Have you ever wondered what the difference is between fascism and communism?

Reading your 20th century history textbook, it may not be particularly obvious. In part, this is because the difference between fascism and communism is theoretical, whereas in practice, both are quite similar. Here is the breakdown of fascism vs. communism according to various criteria including central philosophy and political and social structure.

Philosophy and Operating Principles

In theory, communism’s operating principle is this: “From each according to his ability, to each according to his needs.” A perfect communistic system would therefore have it that everyone would receive equal resources. Each would give according to his or her gifts, and receive whatever resources were needed for survival. Everyone would receive fair pay, and nobody would want for food, shelter, medicine, or other basic life needs.

Fascism’s operating tenants are a bit less clear, but tend to include tenets of nationalistic romanticism, and an attempt to revive the past glory of bygone epochs. The majority of fascistic nations have been actively imperialistic, though some have kept to themselves. Fascism is totalitarian, meaning that within the fascist state, no value can be defined outside of the state, and therefore the state becomes godlike in its relationship to its citizens.
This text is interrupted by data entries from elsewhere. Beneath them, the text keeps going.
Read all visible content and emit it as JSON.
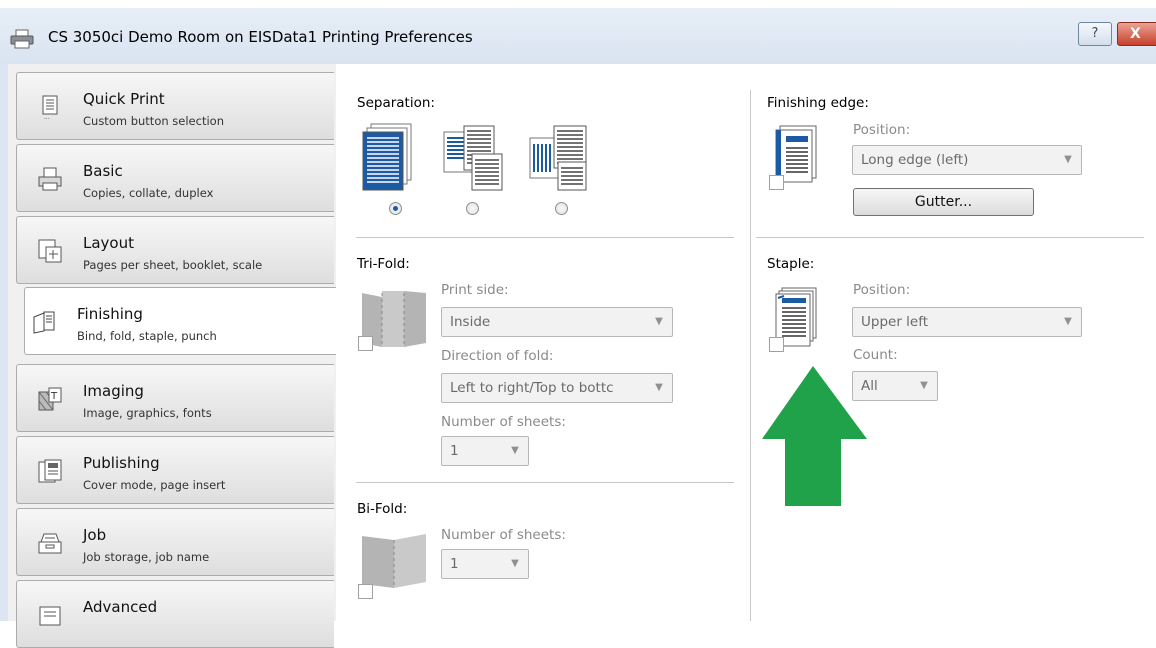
{
  "window": {
    "title": "CS 3050ci Demo Room on EISData1 Printing Preferences",
    "help_label": "?",
    "close_label": "X"
  },
  "sidebar": {
    "items": [
      {
        "name": "Quick Print",
        "desc": "Custom button selection"
      },
      {
        "name": "Basic",
        "desc": "Copies, collate, duplex"
      },
      {
        "name": "Layout",
        "desc": "Pages per sheet, booklet, scale"
      },
      {
        "name": "Finishing",
        "desc": "Bind, fold, staple, punch",
        "active": true
      },
      {
        "name": "Imaging",
        "desc": "Image, graphics, fonts"
      },
      {
        "name": "Publishing",
        "desc": "Cover mode, page insert"
      },
      {
        "name": "Job",
        "desc": "Job storage, job name"
      },
      {
        "name": "Advanced",
        "desc": ""
      }
    ]
  },
  "separation": {
    "label": "Separation:",
    "selected_index": 0
  },
  "trifold": {
    "label": "Tri-Fold:",
    "print_side_label": "Print side:",
    "print_side_value": "Inside",
    "direction_label": "Direction of fold:",
    "direction_value": "Left to right/Top to bottc",
    "sheets_label": "Number of sheets:",
    "sheets_value": "1"
  },
  "bifold": {
    "label": "Bi-Fold:",
    "sheets_label": "Number of sheets:",
    "sheets_value": "1"
  },
  "finishing_edge": {
    "label": "Finishing edge:",
    "position_label": "Position:",
    "position_value": "Long edge (left)",
    "gutter_label": "Gutter..."
  },
  "staple": {
    "label": "Staple:",
    "position_label": "Position:",
    "position_value": "Upper left",
    "count_label": "Count:",
    "count_value": "All"
  },
  "colors": {
    "accent_blue": "#1d5aa4",
    "arrow_green": "#1fa24a"
  }
}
Gender roles, religion, race, and other individual aspects of human identity are regulated and controlled within the fascist state.

Political and Social Structure
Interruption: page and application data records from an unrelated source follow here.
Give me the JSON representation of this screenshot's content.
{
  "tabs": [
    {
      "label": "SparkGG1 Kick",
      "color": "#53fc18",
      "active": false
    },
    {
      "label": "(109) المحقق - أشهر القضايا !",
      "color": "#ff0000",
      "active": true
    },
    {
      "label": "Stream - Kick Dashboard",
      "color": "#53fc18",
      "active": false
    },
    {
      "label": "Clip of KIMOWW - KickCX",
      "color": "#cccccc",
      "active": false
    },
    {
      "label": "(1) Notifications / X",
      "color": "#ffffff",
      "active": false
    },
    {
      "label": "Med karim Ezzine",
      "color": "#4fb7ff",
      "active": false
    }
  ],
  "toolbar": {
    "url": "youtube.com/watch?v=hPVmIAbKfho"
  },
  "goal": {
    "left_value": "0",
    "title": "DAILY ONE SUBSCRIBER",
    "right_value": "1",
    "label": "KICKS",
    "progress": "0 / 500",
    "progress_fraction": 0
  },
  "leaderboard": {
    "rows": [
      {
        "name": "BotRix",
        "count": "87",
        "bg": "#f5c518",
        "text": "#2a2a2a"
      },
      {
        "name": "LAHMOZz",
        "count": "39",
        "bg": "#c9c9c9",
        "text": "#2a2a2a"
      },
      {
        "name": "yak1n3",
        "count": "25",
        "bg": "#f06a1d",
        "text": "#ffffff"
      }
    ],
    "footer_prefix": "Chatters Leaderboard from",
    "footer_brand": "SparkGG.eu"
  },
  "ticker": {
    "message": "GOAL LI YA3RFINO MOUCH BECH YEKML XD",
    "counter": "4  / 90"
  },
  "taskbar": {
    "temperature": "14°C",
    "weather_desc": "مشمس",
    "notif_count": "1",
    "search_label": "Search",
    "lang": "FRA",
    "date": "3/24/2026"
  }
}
Benito Mussolini, leader of Italy's National Facist Party from 1922-1943 (Photo credit: Wikipedia)

Benito Mussolini, leader of Italy’s National Facist Party from 1922-1943 (Photo credit: Wikipedia)

In a fascist state, there is generally a single leader with total authority, whereas in socialism—in theory—there should be no leader, and the people themselves should be calling all the shots.

In socialism, there should be no class distinctions, because everyone’s needs should be served equally, whereas in fascism there are strict social-class separations and those perceived as “inferior” may be outright eliminated. Economically, a mix of public and private production are essential to fascist states. Socialism supports wealth redistribution so that everyone can get what they need. Socialism abolishes the concept of personal property and religion.

Reality: Not So Different

While the theoretical divergences are massive, what are the real life differences in communism vs. fascism? Not too much. Why? Because no socialist system in real life has ever actually resembled socialism as it exists in theory. There has never been a socialist government without either a solitary leader with total power or a small oligarchy of rulers. The social classes were never eliminated. The resources did not properly distribute. People went hungry.

Karl Marx

Karl Marx, author of “The Communist Manifesto” (Photo credit: Wikipedia)

Furthermore, the theory behind socialism does not recognize the full concept of what “need” is to the majority of human beings. One thing that many human beings need is autonomy and freedom. Whereas in theory, no social classes would mean that people could make their own choices, in real “socialistic” states, people have been educated according to what the state considered their gifts and been placed in jobs accordingly, whether or not it was what they wanted or truly excelled at.

Furthermore, the abolition of religion and property is a restriction of individual expression, in line with fascistic ideals—though in a fascist economy, the two would simply be regulated.

This is why it is impossible to distinguish a real life difference between countries like Nazi Germany and the Soviet Union. Both operated most closely in line with fascist ideals and political structures, despite the fact that the Soviet Union went under the label of socialist and bitterly opposed its competing fascist state, Nazi Germany.